WHAT IS EXPECTED » Filter these entries down to the lines that hold the word "population", and show each of them.

GIVEN INFORMATION »
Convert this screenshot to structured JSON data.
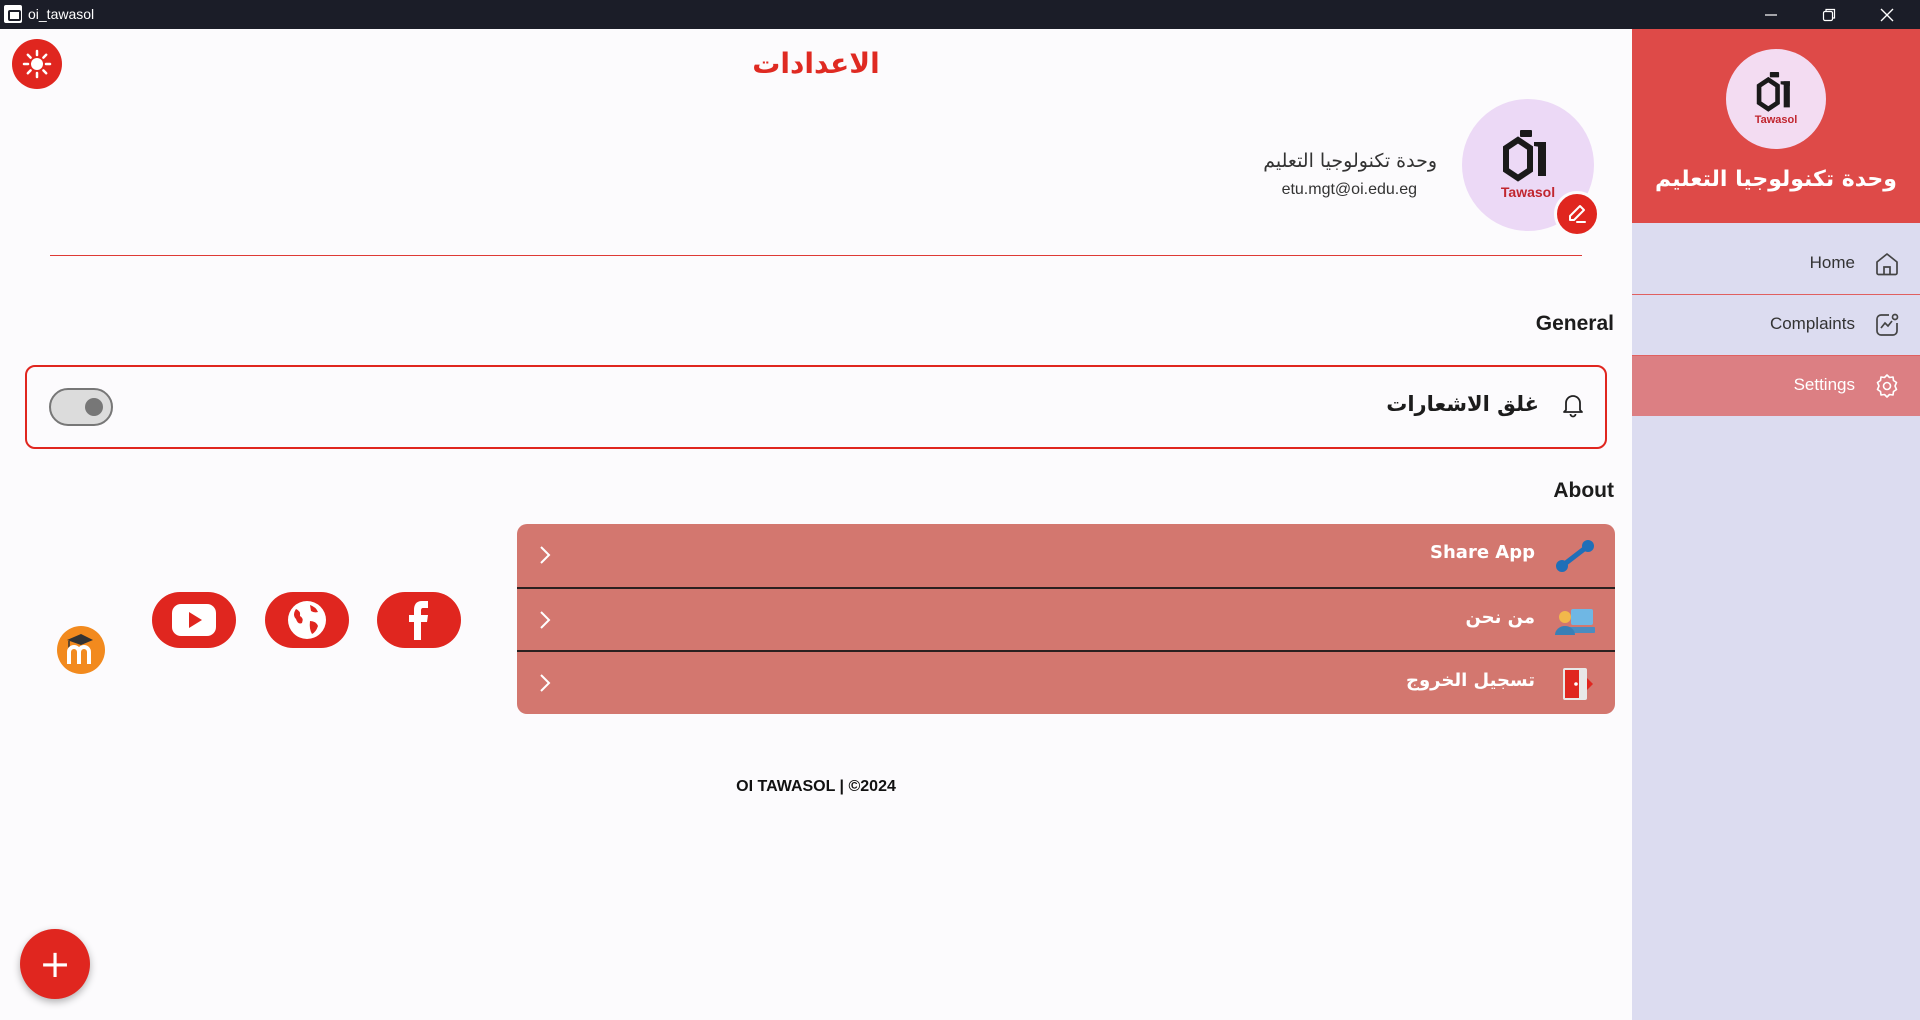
{
  "window": {
    "title": "oi_tawasol"
  },
  "page": {
    "title": "الاعدادات"
  },
  "profile": {
    "name": "وحدة تكنولوجيا التعليم",
    "email": "etu.mgt@oi.edu.eg",
    "logo_text": "Tawasol"
  },
  "general": {
    "section_label": "General",
    "notifications_label": "غلق الاشعارات",
    "notifications_enabled": false
  },
  "about": {
    "section_label": "About",
    "items": [
      {
        "label": "Share App",
        "icon": "share-icon"
      },
      {
        "label": "من نحن",
        "icon": "about-us-icon"
      },
      {
        "label": "تسجيل الخروج",
        "icon": "logout-icon"
      }
    ]
  },
  "social": [
    "facebook-icon",
    "globe-icon",
    "youtube-icon",
    "moodle-icon"
  ],
  "footer": {
    "text": "OI TAWASOL | ©2024"
  },
  "fab": {
    "label": "+"
  },
  "sidebar": {
    "logo_text": "Tawasol",
    "title": "وحدة تكنولوجيا التعليم",
    "items": [
      {
        "label": "Home",
        "icon": "home-icon",
        "active": false
      },
      {
        "label": "Complaints",
        "icon": "complaints-icon",
        "active": false
      },
      {
        "label": "Settings",
        "icon": "settings-icon",
        "active": true
      }
    ]
  },
  "colors": {
    "primary": "#e0261f",
    "sidebar_header": "#de4a48",
    "sidebar_bg": "#dcdcf0",
    "active_nav": "#dc7f83",
    "about_bg": "#d3776f"
  }
}
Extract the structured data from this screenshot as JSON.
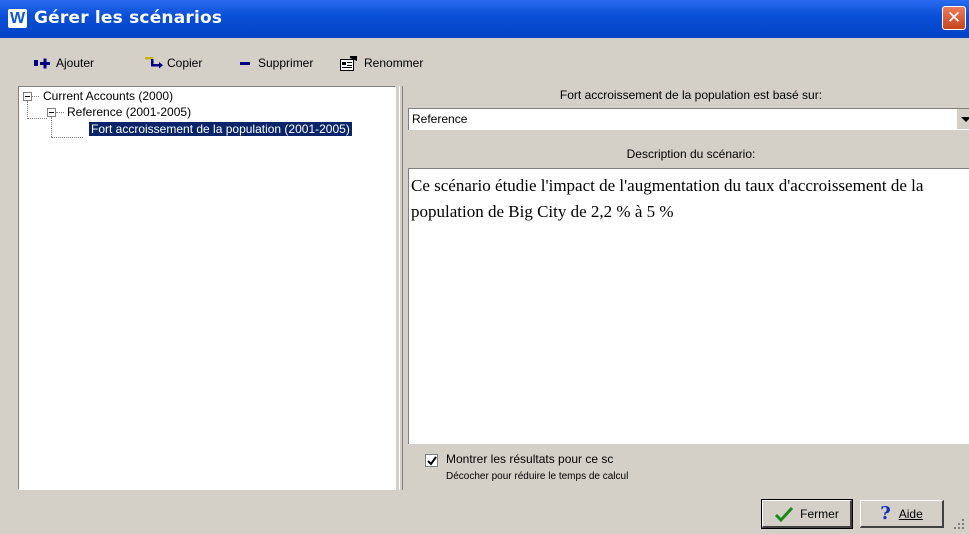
{
  "window": {
    "title": "Gérer les scénarios",
    "app_icon_letter": "W"
  },
  "toolbar": {
    "add_label": "Ajouter",
    "copy_label": "Copier",
    "delete_label": "Supprimer",
    "rename_label": "Renommer"
  },
  "tree": {
    "root": {
      "label": "Current Accounts (2000)"
    },
    "child": {
      "label": "Reference (2001-2005)"
    },
    "grandchild": {
      "label": "Fort accroissement de la population (2001-2005)"
    }
  },
  "based_on": {
    "label": "Fort accroissement de la population est basé sur:",
    "value": "Reference"
  },
  "description": {
    "label": "Description du scénario:",
    "text": "Ce scénario étudie l'impact de l'augmentation du taux d'accroissement de la population de Big City de 2,2 % à 5 %"
  },
  "show_results": {
    "checked": true,
    "label": "Montrer les résultats pour ce sc",
    "hint": "Décocher pour réduire le temps de calcul"
  },
  "buttons": {
    "close_label": "Fermer",
    "help_label": "Aide"
  },
  "colors": {
    "titlebar": "#0a50d8",
    "selection": "#0a246a",
    "dialog_bg": "#d4d0c8"
  }
}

YOUR RESPONSE »
      "label": "Fort accroissement de la population (2001-2005)"
    "label": "Fort accroissement de la population est basé sur:",
    "text": "Ce scénario étudie l'impact de l'augmentation du taux d'accroissement de la population de Big City de 2,2 % à 5 %"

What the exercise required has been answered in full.